### TASK STATEMENT
An exact reproduction of each record is required.

──────── AVAILABLE RECORDS

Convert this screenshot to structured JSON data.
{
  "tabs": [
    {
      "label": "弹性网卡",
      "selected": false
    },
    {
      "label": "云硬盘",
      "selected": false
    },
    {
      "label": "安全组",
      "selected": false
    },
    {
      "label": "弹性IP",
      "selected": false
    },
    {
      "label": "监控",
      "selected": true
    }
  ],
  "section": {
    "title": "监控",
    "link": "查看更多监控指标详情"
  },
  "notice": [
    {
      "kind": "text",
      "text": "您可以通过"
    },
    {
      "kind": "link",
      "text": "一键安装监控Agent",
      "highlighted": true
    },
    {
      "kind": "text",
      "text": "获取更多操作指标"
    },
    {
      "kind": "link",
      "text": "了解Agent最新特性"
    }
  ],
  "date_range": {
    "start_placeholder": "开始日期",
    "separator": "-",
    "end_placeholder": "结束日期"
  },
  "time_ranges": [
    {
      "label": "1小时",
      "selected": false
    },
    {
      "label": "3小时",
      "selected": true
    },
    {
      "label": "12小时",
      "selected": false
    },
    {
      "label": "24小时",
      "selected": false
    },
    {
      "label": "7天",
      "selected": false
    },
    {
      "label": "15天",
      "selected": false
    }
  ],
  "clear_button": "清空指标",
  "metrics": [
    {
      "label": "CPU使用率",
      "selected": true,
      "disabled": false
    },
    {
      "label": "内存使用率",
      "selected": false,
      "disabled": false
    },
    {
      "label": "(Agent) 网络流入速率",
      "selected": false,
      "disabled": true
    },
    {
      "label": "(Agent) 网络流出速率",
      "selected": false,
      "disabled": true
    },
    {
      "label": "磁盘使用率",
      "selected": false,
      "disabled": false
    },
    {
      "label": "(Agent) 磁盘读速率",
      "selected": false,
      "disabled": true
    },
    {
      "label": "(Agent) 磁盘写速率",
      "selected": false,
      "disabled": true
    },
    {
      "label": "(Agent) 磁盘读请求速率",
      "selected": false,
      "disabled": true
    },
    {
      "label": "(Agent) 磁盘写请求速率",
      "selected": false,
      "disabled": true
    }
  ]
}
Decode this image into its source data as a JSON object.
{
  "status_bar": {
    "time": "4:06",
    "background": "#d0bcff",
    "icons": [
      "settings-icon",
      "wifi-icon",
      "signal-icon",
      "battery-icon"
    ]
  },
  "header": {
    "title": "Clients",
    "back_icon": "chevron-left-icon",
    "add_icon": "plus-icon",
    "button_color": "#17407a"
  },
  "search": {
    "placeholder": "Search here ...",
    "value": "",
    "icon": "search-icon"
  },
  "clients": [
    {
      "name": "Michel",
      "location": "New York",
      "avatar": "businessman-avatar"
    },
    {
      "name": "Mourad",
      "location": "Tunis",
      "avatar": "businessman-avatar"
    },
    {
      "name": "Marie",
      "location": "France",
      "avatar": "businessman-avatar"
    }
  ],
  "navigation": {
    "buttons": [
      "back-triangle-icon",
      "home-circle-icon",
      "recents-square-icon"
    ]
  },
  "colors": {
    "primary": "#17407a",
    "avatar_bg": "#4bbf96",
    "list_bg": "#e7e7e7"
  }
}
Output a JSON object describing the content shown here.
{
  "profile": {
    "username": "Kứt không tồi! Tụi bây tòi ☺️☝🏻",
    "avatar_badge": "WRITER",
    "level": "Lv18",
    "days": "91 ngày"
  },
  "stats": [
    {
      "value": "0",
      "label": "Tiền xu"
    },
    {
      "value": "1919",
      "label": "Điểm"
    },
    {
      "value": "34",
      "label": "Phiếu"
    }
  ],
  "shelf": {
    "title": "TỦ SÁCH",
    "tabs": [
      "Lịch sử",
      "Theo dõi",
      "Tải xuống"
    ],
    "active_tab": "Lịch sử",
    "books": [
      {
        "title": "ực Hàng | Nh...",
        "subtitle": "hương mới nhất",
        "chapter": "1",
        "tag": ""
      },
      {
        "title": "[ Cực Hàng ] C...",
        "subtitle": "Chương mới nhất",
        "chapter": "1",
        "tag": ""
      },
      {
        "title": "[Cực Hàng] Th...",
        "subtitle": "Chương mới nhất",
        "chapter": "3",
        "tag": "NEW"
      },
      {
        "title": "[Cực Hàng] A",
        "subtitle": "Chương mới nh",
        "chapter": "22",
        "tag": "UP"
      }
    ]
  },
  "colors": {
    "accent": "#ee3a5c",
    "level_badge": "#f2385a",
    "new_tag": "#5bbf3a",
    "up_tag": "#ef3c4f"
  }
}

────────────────

### COMPLETED EXERCISE
Convert this screenshot to structured JSON data.
{
  "tabs": [
    {
      "label": "弹性网卡",
      "selected": false
    },
    {
      "label": "云硬盘",
      "selected": false
    },
    {
      "label": "安全组",
      "selected": false
    },
    {
      "label": "弹性IP",
      "selected": false
    },
    {
      "label": "监控",
      "selected": true
    }
  ],
  "section": {
    "title": "监控",
    "link": "查看更多监控指标详情"
  },
  "notice": [
    {
      "kind": "text",
      "text": "您可以通过"
    },
    {
      "kind": "link",
      "text": "一键安装监控Agent",
      "highlighted": true
    },
    {
      "kind": "text",
      "text": "获取更多操作指标"
    },
    {
      "kind": "link",
      "text": "了解Agent最新特性"
    }
  ],
  "date_range": {
    "start_placeholder": "开始日期",
    "separator": "-",
    "end_placeholder": "结束日期"
  },
  "time_ranges": [
    {
      "label": "1小时",
      "selected": false
    },
    {
      "label": "3小时",
      "selected": true
    },
    {
      "label": "12小时",
      "selected": false
    },
    {
      "label": "24小时",
      "selected": false
    },
    {
      "label": "7天",
      "selected": false
    },
    {
      "label": "15天",
      "selected": false
    }
  ],
  "clear_button": "清空指标",
  "metrics": [
    {
      "label": "CPU使用率",
      "selected": true,
      "disabled": false
    },
    {
      "label": "内存使用率",
      "selected": false,
      "disabled": false
    },
    {
      "label": "(Agent) 网络流入速率",
      "selected": false,
      "disabled": true
    },
    {
      "label": "(Agent) 网络流出速率",
      "selected": false,
      "disabled": true
    },
    {
      "label": "磁盘使用率",
      "selected": false,
      "disabled": false
    },
    {
      "label": "(Agent) 磁盘读速率",
      "selected": false,
      "disabled": true
    },
    {
      "label": "(Agent) 磁盘写速率",
      "selected": false,
      "disabled": true
    },
    {
      "label": "(Agent) 磁盘读请求速率",
      "selected": false,
      "disabled": true
    },
    {
      "label": "(Agent) 磁盘写请求速率",
      "selected": false,
      "disabled": true
    }
  ]
}
Decode this image into its source data as a JSON object.
{
  "status_bar": {
    "time": "4:06",
    "background": "#d0bcff",
    "icons": [
      "settings-icon",
      "wifi-icon",
      "signal-icon",
      "battery-icon"
    ]
  },
  "header": {
    "title": "Clients",
    "back_icon": "chevron-left-icon",
    "add_icon": "plus-icon",
    "button_color": "#17407a"
  },
  "search": {
    "placeholder": "Search here ...",
    "value": "",
    "icon": "search-icon"
  },
  "clients": [
    {
      "name": "Michel",
      "location": "New York",
      "avatar": "businessman-avatar"
    },
    {
      "name": "Mourad",
      "location": "Tunis",
      "avatar": "businessman-avatar"
    },
    {
      "name": "Marie",
      "location": "France",
      "avatar": "businessman-avatar"
    }
  ],
  "navigation": {
    "buttons": [
      "back-triangle-icon",
      "home-circle-icon",
      "recents-square-icon"
    ]
  },
  "colors": {
    "primary": "#17407a",
    "avatar_bg": "#4bbf96",
    "list_bg": "#e7e7e7"
  }
}
Output a JSON object describing the content shown here.
{
  "profile": {
    "username": "Kứt không tồi! Tụi bây tòi ☺️☝🏻",
    "avatar_badge": "WRITER",
    "level": "Lv18",
    "days": "91 ngày"
  },
  "stats": [
    {
      "value": "0",
      "label": "Tiền xu"
    },
    {
      "value": "1919",
      "label": "Điểm"
    },
    {
      "value": "34",
      "label": "Phiếu"
    }
  ],
  "shelf": {
    "title": "TỦ SÁCH",
    "tabs": [
      "Lịch sử",
      "Theo dõi",
      "Tải xuống"
    ],
    "active_tab": "Lịch sử",
    "books": [
      {
        "title": "ực Hàng | Nh...",
        "subtitle": "hương mới nhất",
        "chapter": "1",
        "tag": ""
      },
      {
        "title": "[ Cực Hàng ] C...",
        "subtitle": "Chương mới nhất",
        "chapter": "1",
        "tag": ""
      },
      {
        "title": "[Cực Hàng] Th...",
        "subtitle": "Chương mới nhất",
        "chapter": "3",
        "tag": "NEW"
      },
      {
        "title": "[Cực Hàng] A",
        "subtitle": "Chương mới nh",
        "chapter": "22",
        "tag": "UP"
      }
    ]
  },
  "colors": {
    "accent": "#ee3a5c",
    "level_badge": "#f2385a",
    "new_tag": "#5bbf3a",
    "up_tag": "#ef3c4f"
  }
}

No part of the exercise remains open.